Page and application data records:
────

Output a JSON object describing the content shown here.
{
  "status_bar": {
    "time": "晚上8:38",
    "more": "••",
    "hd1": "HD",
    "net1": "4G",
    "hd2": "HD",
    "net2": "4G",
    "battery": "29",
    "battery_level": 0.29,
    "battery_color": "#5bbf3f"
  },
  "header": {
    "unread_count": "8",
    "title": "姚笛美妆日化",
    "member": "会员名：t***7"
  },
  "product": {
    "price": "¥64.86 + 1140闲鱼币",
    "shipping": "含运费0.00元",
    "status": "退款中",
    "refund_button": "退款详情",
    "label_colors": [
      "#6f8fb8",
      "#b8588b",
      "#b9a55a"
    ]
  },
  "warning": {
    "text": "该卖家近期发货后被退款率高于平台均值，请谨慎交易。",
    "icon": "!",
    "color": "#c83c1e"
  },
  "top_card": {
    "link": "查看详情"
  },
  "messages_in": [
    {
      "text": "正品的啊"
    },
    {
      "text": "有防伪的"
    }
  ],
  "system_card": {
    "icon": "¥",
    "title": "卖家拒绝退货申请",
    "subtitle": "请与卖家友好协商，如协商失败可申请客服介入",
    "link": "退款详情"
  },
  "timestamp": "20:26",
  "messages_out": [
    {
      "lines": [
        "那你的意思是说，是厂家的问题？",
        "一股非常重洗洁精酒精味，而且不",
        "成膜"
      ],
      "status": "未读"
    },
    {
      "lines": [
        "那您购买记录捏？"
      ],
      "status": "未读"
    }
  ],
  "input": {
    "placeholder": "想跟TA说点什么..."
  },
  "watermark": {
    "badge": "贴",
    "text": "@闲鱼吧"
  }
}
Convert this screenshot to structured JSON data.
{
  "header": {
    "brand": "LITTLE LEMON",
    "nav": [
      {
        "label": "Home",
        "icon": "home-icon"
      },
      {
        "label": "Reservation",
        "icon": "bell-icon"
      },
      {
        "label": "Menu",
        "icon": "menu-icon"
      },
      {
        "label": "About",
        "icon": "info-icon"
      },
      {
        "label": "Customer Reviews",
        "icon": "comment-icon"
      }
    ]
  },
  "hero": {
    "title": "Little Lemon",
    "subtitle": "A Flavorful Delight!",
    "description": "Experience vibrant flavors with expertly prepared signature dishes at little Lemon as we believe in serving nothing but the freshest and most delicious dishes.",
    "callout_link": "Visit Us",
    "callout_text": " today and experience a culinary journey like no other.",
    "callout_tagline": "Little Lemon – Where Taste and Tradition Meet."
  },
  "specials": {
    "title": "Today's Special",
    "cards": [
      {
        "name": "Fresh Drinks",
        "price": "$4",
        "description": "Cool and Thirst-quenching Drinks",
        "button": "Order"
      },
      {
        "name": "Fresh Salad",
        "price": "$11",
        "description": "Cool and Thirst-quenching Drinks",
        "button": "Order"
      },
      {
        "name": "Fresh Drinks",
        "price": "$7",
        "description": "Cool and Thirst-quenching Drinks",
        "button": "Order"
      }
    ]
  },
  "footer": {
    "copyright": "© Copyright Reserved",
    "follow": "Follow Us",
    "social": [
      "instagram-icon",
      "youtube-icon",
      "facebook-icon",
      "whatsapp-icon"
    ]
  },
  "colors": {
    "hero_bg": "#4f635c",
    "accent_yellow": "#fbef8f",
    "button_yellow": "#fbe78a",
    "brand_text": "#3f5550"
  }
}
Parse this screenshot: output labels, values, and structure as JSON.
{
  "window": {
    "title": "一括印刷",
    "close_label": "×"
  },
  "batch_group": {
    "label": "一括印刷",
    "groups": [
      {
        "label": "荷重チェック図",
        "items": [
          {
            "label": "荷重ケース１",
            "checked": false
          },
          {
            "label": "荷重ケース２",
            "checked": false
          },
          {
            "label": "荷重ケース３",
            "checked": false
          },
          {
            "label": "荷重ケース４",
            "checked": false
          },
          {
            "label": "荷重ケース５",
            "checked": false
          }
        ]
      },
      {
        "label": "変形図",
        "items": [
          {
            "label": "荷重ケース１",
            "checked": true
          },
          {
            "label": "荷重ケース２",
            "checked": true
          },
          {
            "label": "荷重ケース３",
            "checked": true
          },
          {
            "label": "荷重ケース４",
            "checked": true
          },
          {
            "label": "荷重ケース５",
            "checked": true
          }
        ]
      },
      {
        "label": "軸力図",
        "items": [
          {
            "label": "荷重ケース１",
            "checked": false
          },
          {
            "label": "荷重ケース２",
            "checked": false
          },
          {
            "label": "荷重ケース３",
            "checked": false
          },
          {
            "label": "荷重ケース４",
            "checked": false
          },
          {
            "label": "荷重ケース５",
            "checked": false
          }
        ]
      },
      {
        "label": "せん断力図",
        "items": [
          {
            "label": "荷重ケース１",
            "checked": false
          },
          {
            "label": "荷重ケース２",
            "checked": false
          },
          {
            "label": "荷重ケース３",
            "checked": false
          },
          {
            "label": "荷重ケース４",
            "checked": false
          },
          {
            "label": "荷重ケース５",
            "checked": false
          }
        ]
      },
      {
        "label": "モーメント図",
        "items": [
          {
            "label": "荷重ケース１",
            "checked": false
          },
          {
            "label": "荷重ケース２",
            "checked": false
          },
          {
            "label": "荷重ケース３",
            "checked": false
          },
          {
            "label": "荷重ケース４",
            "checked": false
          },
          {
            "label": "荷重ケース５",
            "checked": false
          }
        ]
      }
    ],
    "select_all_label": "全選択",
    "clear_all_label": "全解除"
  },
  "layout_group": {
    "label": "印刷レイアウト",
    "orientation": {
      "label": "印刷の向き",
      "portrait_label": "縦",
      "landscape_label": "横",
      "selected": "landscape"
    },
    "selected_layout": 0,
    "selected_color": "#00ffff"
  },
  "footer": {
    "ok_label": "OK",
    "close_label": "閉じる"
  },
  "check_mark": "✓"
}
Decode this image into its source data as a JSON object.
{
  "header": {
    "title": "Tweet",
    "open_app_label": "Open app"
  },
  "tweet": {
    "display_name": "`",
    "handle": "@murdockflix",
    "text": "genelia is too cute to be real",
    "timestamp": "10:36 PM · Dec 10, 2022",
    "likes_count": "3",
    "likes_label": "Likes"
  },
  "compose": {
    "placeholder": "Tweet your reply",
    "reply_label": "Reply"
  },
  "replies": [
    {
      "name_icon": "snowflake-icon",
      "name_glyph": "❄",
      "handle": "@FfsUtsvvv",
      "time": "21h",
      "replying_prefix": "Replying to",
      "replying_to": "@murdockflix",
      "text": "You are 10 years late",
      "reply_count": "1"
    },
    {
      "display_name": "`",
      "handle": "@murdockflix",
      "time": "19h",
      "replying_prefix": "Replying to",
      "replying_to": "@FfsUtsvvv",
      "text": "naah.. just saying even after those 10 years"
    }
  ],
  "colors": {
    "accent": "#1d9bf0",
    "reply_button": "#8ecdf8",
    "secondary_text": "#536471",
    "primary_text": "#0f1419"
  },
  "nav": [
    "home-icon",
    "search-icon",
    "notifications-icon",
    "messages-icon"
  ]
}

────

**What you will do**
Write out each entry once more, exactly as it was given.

**Solution**
Output a JSON object describing the content shown here.
{
  "status_bar": {
    "time": "晚上8:38",
    "more": "••",
    "hd1": "HD",
    "net1": "4G",
    "hd2": "HD",
    "net2": "4G",
    "battery": "29",
    "battery_level": 0.29,
    "battery_color": "#5bbf3f"
  },
  "header": {
    "unread_count": "8",
    "title": "姚笛美妆日化",
    "member": "会员名：t***7"
  },
  "product": {
    "price": "¥64.86 + 1140闲鱼币",
    "shipping": "含运费0.00元",
    "status": "退款中",
    "refund_button": "退款详情",
    "label_colors": [
      "#6f8fb8",
      "#b8588b",
      "#b9a55a"
    ]
  },
  "warning": {
    "text": "该卖家近期发货后被退款率高于平台均值，请谨慎交易。",
    "icon": "!",
    "color": "#c83c1e"
  },
  "top_card": {
    "link": "查看详情"
  },
  "messages_in": [
    {
      "text": "正品的啊"
    },
    {
      "text": "有防伪的"
    }
  ],
  "system_card": {
    "icon": "¥",
    "title": "卖家拒绝退货申请",
    "subtitle": "请与卖家友好协商，如协商失败可申请客服介入",
    "link": "退款详情"
  },
  "timestamp": "20:26",
  "messages_out": [
    {
      "lines": [
        "那你的意思是说，是厂家的问题？",
        "一股非常重洗洁精酒精味，而且不",
        "成膜"
      ],
      "status": "未读"
    },
    {
      "lines": [
        "那您购买记录捏？"
      ],
      "status": "未读"
    }
  ],
  "input": {
    "placeholder": "想跟TA说点什么..."
  },
  "watermark": {
    "badge": "贴",
    "text": "@闲鱼吧"
  }
}
Convert this screenshot to structured JSON data.
{
  "header": {
    "brand": "LITTLE LEMON",
    "nav": [
      {
        "label": "Home",
        "icon": "home-icon"
      },
      {
        "label": "Reservation",
        "icon": "bell-icon"
      },
      {
        "label": "Menu",
        "icon": "menu-icon"
      },
      {
        "label": "About",
        "icon": "info-icon"
      },
      {
        "label": "Customer Reviews",
        "icon": "comment-icon"
      }
    ]
  },
  "hero": {
    "title": "Little Lemon",
    "subtitle": "A Flavorful Delight!",
    "description": "Experience vibrant flavors with expertly prepared signature dishes at little Lemon as we believe in serving nothing but the freshest and most delicious dishes.",
    "callout_link": "Visit Us",
    "callout_text": " today and experience a culinary journey like no other.",
    "callout_tagline": "Little Lemon – Where Taste and Tradition Meet."
  },
  "specials": {
    "title": "Today's Special",
    "cards": [
      {
        "name": "Fresh Drinks",
        "price": "$4",
        "description": "Cool and Thirst-quenching Drinks",
        "button": "Order"
      },
      {
        "name": "Fresh Salad",
        "price": "$11",
        "description": "Cool and Thirst-quenching Drinks",
        "button": "Order"
      },
      {
        "name": "Fresh Drinks",
        "price": "$7",
        "description": "Cool and Thirst-quenching Drinks",
        "button": "Order"
      }
    ]
  },
  "footer": {
    "copyright": "© Copyright Reserved",
    "follow": "Follow Us",
    "social": [
      "instagram-icon",
      "youtube-icon",
      "facebook-icon",
      "whatsapp-icon"
    ]
  },
  "colors": {
    "hero_bg": "#4f635c",
    "accent_yellow": "#fbef8f",
    "button_yellow": "#fbe78a",
    "brand_text": "#3f5550"
  }
}
Parse this screenshot: output labels, values, and structure as JSON.
{
  "window": {
    "title": "一括印刷",
    "close_label": "×"
  },
  "batch_group": {
    "label": "一括印刷",
    "groups": [
      {
        "label": "荷重チェック図",
        "items": [
          {
            "label": "荷重ケース１",
            "checked": false
          },
          {
            "label": "荷重ケース２",
            "checked": false
          },
          {
            "label": "荷重ケース３",
            "checked": false
          },
          {
            "label": "荷重ケース４",
            "checked": false
          },
          {
            "label": "荷重ケース５",
            "checked": false
          }
        ]
      },
      {
        "label": "変形図",
        "items": [
          {
            "label": "荷重ケース１",
            "checked": true
          },
          {
            "label": "荷重ケース２",
            "checked": true
          },
          {
            "label": "荷重ケース３",
            "checked": true
          },
          {
            "label": "荷重ケース４",
            "checked": true
          },
          {
            "label": "荷重ケース５",
            "checked": true
          }
        ]
      },
      {
        "label": "軸力図",
        "items": [
          {
            "label": "荷重ケース１",
            "checked": false
          },
          {
            "label": "荷重ケース２",
            "checked": false
          },
          {
            "label": "荷重ケース３",
            "checked": false
          },
          {
            "label": "荷重ケース４",
            "checked": false
          },
          {
            "label": "荷重ケース５",
            "checked": false
          }
        ]
      },
      {
        "label": "せん断力図",
        "items": [
          {
            "label": "荷重ケース１",
            "checked": false
          },
          {
            "label": "荷重ケース２",
            "checked": false
          },
          {
            "label": "荷重ケース３",
            "checked": false
          },
          {
            "label": "荷重ケース４",
            "checked": false
          },
          {
            "label": "荷重ケース５",
            "checked": false
          }
        ]
      },
      {
        "label": "モーメント図",
        "items": [
          {
            "label": "荷重ケース１",
            "checked": false
          },
          {
            "label": "荷重ケース２",
            "checked": false
          },
          {
            "label": "荷重ケース３",
            "checked": false
          },
          {
            "label": "荷重ケース４",
            "checked": false
          },
          {
            "label": "荷重ケース５",
            "checked": false
          }
        ]
      }
    ],
    "select_all_label": "全選択",
    "clear_all_label": "全解除"
  },
  "layout_group": {
    "label": "印刷レイアウト",
    "orientation": {
      "label": "印刷の向き",
      "portrait_label": "縦",
      "landscape_label": "横",
      "selected": "landscape"
    },
    "selected_layout": 0,
    "selected_color": "#00ffff"
  },
  "footer": {
    "ok_label": "OK",
    "close_label": "閉じる"
  },
  "check_mark": "✓"
}
Decode this image into its source data as a JSON object.
{
  "header": {
    "title": "Tweet",
    "open_app_label": "Open app"
  },
  "tweet": {
    "display_name": "`",
    "handle": "@murdockflix",
    "text": "genelia is too cute to be real",
    "timestamp": "10:36 PM · Dec 10, 2022",
    "likes_count": "3",
    "likes_label": "Likes"
  },
  "compose": {
    "placeholder": "Tweet your reply",
    "reply_label": "Reply"
  },
  "replies": [
    {
      "name_icon": "snowflake-icon",
      "name_glyph": "❄",
      "handle": "@FfsUtsvvv",
      "time": "21h",
      "replying_prefix": "Replying to",
      "replying_to": "@murdockflix",
      "text": "You are 10 years late",
      "reply_count": "1"
    },
    {
      "display_name": "`",
      "handle": "@murdockflix",
      "time": "19h",
      "replying_prefix": "Replying to",
      "replying_to": "@FfsUtsvvv",
      "text": "naah.. just saying even after those 10 years"
    }
  ],
  "colors": {
    "accent": "#1d9bf0",
    "reply_button": "#8ecdf8",
    "secondary_text": "#536471",
    "primary_text": "#0f1419"
  },
  "nav": [
    "home-icon",
    "search-icon",
    "notifications-icon",
    "messages-icon"
  ]
}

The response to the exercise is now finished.